‘(3) No judgment or order where the judgment or order sought to be appealed from is an interlocutory order or an order as to costs only left by law to the discretion of the court shall be subject to appeal save with the leave of the court which has given the judgment or has made the order, or in the event of such leave to appeal being refused, leave to appeal being granted by the Supreme Court.’
 In deciding whether an order or judgement is appealable, in the Di Savino v Nedbank Namibia Ltd matter, Shivute CJ referred to the three attributes that must be present to identify an appealable judgement or order as follows:

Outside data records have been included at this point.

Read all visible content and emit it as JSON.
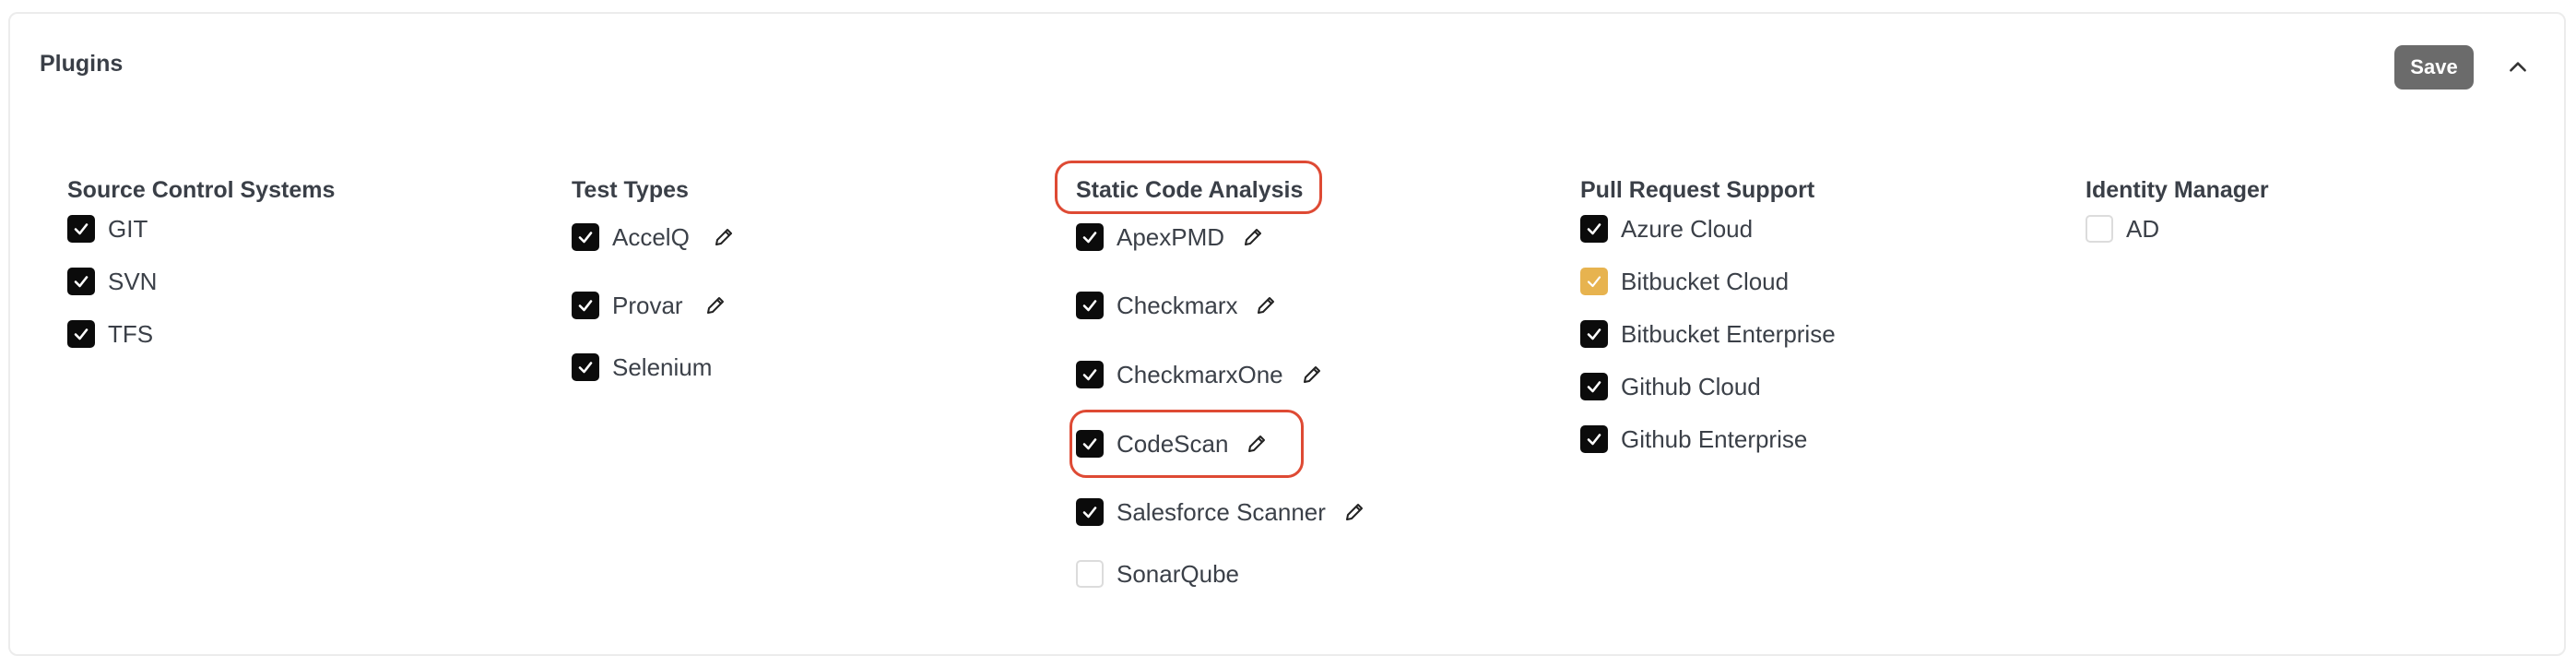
{
  "panel": {
    "title": "Plugins",
    "save_label": "Save"
  },
  "colors": {
    "checked": "#0b0b0b",
    "partial": "#e7b34f",
    "highlight": "#de4a34",
    "save_bg": "#6b6b6b"
  },
  "columns": [
    {
      "title": "Source Control Systems",
      "items": [
        {
          "label": "GIT",
          "state": "checked",
          "editable": false
        },
        {
          "label": "SVN",
          "state": "checked",
          "editable": false
        },
        {
          "label": "TFS",
          "state": "checked",
          "editable": false
        }
      ]
    },
    {
      "title": "Test Types",
      "items": [
        {
          "label": "AccelQ",
          "state": "checked",
          "editable": true
        },
        {
          "label": "Provar",
          "state": "checked",
          "editable": true
        },
        {
          "label": "Selenium",
          "state": "checked",
          "editable": false
        }
      ]
    },
    {
      "title": "Static Code Analysis",
      "items": [
        {
          "label": "ApexPMD",
          "state": "checked",
          "editable": true
        },
        {
          "label": "Checkmarx",
          "state": "checked",
          "editable": true
        },
        {
          "label": "CheckmarxOne",
          "state": "checked",
          "editable": true
        },
        {
          "label": "CodeScan",
          "state": "checked",
          "editable": true
        },
        {
          "label": "Salesforce Scanner",
          "state": "checked",
          "editable": true
        },
        {
          "label": "SonarQube",
          "state": "unchecked",
          "editable": false
        }
      ]
    },
    {
      "title": "Pull Request Support",
      "items": [
        {
          "label": "Azure Cloud",
          "state": "checked",
          "editable": false
        },
        {
          "label": "Bitbucket Cloud",
          "state": "checked-disabled",
          "editable": false
        },
        {
          "label": "Bitbucket Enterprise",
          "state": "checked",
          "editable": false
        },
        {
          "label": "Github Cloud",
          "state": "checked",
          "editable": false
        },
        {
          "label": "Github Enterprise",
          "state": "checked",
          "editable": false
        }
      ]
    },
    {
      "title": "Identity Manager",
      "items": [
        {
          "label": "AD",
          "state": "unchecked",
          "editable": false
        }
      ]
    }
  ],
  "icons": {
    "collapse": "chevron-up-icon",
    "edit": "pencil-icon",
    "check": "check-icon"
  }
}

‘The three attributes counsel for the appellant referred to are those set out in the decision of the South African Appellate Division in Zweni v Minister of Law and Order 1993 (1) SA 523 (AD) and as endorsed in many judgments of this court, namely that (i) the decision must be final in effect and not susceptible to alteration by the Court of first instance; (ii) it must be definitive of the rights of the parties, ie. it must grant definite and distinct relief; and (iii) it must have the effect of disposing of at least a substantial portion of the relief claimed in the main proceedings.’
Applying the above to the current matter before court, the court finds that the upholding of the special plea in this instance indeed meet the three attriutes as set out in the Zweni matter and is therefore an appealable order.
 The next consideration is whether there is a reasonable prospect of success or put differently, whether another court may come to a different conclusion than what this court arrived at. In this instance the arguments on the relevant legal principles before court were of such a nature that I am of the opinion that another court may come to a different conclusion.
I therefore make the following order:
(i) Leave to appeal against the whole judgment of 12 May 2020 is granted.
(ii) The costs of the application for leave to appeal shall be costs in the appeal.
Note to the parties:
On instruction of PF Koep & Co